In order to guarantee the film a wide release, certain elements may have been added to placate different markets. If possible, they should have created different versions for territories beyond Hong Kong, which would have made the film potentially less melodramatic.
Though I enjoyed Ip Man and found it entertaining throughout, the final scene bothered me. As usual, it was just the last few minutes that I found myself thinking “that wouldn’t happen!” The movie’s acting, storytelling and plot give the film merits well beyond action. With a broad appeal, the box office has been strong, and a sequel is now in the works.
Tony Jaa’s Ong Bak 2[photopress:Ong_Bak_2_Tony_Jaa.jpg,full,pp_image]
One of the treats of living in Hong Kong is the greater access to films from other Asian countries. Hong Kong is a secondary market for Japanese, Korean, Thai, Taiwanese and Mainland films.
The types of movies that can make the jump successfully are often genres that have cross-cultural appeal, such as action, horror, and slapstick comedies. These make use of non-lingual, visual imagery to reach audiences.
The original Ong Bak was a Thai film released in 2003. Through creative fight choreography, the first Ong Bak did especially well overseas, and catapulted front man Tony Jaa to international stardom.
Ong Bak 2 takes place during a time of treachery among Thailand’s top generals. A young boy escaping from a would-be assassin lands in the lap of a gang of notorious robbers. The bandits take him in and train him to be a ferocious fighter.

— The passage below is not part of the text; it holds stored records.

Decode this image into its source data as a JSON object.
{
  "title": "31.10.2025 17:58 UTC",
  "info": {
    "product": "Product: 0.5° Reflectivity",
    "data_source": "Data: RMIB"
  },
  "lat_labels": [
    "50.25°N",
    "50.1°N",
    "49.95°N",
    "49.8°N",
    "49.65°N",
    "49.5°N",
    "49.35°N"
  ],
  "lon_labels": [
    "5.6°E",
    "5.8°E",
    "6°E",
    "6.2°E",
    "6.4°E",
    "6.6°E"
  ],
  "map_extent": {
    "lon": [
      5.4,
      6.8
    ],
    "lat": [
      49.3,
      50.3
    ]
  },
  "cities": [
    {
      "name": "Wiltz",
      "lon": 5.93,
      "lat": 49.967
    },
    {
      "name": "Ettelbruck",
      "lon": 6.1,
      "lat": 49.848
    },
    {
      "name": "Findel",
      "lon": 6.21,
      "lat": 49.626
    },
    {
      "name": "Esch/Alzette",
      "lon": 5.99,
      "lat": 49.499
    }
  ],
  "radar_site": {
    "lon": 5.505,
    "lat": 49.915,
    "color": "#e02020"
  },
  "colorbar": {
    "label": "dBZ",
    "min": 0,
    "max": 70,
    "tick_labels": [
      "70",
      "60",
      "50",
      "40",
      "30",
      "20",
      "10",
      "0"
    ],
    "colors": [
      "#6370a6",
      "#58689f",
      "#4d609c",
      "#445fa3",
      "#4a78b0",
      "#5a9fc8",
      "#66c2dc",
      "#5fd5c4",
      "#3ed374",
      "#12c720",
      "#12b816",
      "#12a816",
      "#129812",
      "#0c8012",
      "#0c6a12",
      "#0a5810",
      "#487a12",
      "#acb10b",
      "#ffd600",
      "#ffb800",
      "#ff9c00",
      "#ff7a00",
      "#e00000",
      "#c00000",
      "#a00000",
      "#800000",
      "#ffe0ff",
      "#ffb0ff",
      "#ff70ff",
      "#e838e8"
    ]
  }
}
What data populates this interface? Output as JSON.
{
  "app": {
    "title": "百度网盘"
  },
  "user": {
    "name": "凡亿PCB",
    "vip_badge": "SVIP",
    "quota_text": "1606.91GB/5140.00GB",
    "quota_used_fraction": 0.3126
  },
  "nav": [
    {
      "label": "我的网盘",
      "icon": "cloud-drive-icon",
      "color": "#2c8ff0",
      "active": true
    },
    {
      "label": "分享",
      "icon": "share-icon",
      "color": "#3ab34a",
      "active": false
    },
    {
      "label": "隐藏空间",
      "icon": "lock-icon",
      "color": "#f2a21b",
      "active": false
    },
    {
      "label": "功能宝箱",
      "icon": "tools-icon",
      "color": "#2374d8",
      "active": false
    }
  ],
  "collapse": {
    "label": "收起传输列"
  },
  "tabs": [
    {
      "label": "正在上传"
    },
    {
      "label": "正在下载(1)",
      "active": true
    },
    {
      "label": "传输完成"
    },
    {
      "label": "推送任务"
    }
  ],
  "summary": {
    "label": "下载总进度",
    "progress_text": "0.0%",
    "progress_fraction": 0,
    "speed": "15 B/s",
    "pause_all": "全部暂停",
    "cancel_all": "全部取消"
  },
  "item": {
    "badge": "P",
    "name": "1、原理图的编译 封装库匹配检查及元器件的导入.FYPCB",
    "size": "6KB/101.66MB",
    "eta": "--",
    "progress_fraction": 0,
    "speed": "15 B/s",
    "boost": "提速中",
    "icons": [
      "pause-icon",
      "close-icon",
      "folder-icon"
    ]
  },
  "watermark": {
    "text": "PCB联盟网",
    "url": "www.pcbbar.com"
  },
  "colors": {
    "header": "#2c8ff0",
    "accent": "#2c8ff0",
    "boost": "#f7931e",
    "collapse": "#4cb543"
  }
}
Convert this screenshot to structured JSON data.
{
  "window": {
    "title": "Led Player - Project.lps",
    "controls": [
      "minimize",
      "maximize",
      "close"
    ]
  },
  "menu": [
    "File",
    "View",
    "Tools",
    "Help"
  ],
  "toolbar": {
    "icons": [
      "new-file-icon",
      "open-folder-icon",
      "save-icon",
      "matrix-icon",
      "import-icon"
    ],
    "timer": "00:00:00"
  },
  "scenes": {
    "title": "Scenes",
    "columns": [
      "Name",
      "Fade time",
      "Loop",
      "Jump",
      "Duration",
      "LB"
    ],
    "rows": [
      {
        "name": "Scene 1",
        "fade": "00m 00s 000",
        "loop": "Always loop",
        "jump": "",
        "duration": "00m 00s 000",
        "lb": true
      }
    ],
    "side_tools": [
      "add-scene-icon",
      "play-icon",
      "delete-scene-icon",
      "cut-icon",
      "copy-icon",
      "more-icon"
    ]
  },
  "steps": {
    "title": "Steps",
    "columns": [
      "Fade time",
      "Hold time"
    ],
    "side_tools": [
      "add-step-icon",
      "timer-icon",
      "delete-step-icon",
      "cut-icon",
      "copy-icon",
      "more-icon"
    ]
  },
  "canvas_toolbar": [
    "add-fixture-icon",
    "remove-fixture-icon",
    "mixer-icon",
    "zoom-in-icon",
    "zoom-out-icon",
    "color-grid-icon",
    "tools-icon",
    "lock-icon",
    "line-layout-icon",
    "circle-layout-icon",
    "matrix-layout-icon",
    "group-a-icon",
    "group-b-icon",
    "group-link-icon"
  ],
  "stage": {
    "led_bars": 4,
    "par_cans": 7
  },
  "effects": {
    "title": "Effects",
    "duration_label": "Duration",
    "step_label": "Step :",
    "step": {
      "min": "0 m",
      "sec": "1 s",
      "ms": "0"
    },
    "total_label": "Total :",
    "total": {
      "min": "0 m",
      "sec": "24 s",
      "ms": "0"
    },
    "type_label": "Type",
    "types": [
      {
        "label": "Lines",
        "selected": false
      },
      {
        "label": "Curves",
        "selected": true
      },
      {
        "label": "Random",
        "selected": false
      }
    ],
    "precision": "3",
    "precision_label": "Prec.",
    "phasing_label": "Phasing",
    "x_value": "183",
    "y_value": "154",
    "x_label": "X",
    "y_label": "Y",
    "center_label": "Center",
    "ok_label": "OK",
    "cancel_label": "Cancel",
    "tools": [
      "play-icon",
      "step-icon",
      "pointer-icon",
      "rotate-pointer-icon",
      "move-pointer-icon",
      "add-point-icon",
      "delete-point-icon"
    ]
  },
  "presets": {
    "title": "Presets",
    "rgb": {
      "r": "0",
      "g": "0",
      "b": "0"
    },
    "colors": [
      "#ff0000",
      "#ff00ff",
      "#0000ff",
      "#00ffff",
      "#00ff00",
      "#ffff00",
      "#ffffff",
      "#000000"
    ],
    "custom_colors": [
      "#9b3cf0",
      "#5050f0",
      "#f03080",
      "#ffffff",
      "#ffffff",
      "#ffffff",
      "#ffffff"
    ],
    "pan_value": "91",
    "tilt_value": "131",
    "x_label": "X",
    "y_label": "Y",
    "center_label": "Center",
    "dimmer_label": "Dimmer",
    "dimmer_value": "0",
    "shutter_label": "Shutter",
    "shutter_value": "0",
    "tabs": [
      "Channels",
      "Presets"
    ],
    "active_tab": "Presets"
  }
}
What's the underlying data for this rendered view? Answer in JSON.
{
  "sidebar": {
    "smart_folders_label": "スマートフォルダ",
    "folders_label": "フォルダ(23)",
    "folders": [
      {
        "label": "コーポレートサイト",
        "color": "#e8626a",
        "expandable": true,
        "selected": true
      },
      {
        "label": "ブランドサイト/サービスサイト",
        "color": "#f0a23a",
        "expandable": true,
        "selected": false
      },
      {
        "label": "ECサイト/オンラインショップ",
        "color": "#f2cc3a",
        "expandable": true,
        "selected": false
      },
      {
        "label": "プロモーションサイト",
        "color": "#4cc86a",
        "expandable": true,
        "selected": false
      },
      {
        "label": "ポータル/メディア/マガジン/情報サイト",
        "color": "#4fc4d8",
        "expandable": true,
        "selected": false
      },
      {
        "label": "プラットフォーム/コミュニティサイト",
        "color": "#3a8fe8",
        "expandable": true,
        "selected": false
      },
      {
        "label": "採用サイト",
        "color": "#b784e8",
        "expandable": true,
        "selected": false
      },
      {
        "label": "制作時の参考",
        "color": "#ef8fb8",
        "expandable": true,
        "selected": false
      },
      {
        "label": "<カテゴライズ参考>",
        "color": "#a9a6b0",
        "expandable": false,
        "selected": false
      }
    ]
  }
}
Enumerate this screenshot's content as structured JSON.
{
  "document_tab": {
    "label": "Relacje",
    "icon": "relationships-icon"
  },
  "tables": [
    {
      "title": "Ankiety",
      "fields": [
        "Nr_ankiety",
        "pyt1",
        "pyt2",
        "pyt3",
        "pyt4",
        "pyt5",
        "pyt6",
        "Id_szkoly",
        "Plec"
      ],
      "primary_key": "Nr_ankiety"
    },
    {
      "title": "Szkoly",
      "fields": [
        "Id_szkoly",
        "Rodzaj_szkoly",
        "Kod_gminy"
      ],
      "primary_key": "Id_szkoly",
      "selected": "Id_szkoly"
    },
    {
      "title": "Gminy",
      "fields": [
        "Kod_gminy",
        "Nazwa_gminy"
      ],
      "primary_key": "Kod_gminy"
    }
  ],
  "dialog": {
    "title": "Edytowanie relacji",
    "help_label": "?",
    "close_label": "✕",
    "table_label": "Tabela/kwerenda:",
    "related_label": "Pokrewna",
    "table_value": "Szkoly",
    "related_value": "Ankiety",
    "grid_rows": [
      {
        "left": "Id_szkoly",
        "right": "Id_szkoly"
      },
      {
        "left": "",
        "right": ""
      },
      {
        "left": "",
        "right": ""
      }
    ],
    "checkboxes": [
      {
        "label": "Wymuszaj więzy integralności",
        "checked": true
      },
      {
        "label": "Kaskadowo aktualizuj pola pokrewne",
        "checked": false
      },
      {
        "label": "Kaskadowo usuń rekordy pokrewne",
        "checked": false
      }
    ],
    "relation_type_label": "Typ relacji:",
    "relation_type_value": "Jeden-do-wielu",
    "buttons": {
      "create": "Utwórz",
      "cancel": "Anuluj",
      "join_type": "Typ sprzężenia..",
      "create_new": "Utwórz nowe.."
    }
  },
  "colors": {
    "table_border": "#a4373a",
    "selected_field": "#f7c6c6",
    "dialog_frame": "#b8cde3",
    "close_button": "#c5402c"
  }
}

In Ong Bak 2, the modern popularity of mixed martial arts is nothing new. Growing up in a bandit lair a few hundred years ago, the main character gets his own schooling in kung fu, samurai swordplay, wrestling and boxing from different experts. The rest of the story line deals with Tony Jaa’s vengeance against his parent’s killers.
The way the action is filmed in Ong Bak 2 is very different from Ip Man. Tony Jaa’s fight scenes are fast-paced runaway trains of action. The fights go on for much longer and encompass a whole legion of props and weapons.
Whereas Ip Man is a graceful martial artist, Tony Jaa’s character is involved in such ferocious fast-paced fight scenes, that there’s not much time to digest in between attacks. The plot of Ong Bak 2 is simplistic and the action so overwhelming that there’s no chance to question any of the scenarios.
The action choreography and fight scenes between the two films are very different. Ip Man’s shots are more cinematic and sophisticated in conveying power and agility. (The scenes involving a group of interlopers from the North are handled particularly well.) While Ong Bak 2 has similar scenes establishing prowess, the majority are filled with rapid shots of people getting seriously hurt!
Tony Jaa is a smart fight choreographer and he has mined decades worth of films for fight ideas. In Ong Bak 2 he even uses a drunken master routine that originated in Hong Kong movies.
The thing about watching a Tony Jaa movie is, when you see someone getting hit, you know they were actually getting smacked! There is no Hollywood chicanery, it’s the real deal. At the very least, during filming I’m sure a few people broke ribs and lost teeth. (And people wonder why Tony Jaa disappeared from the set!)
If you’re bloodthirsty, and the sound of breaking limbs is music to your ears, check out Ong Bak 2!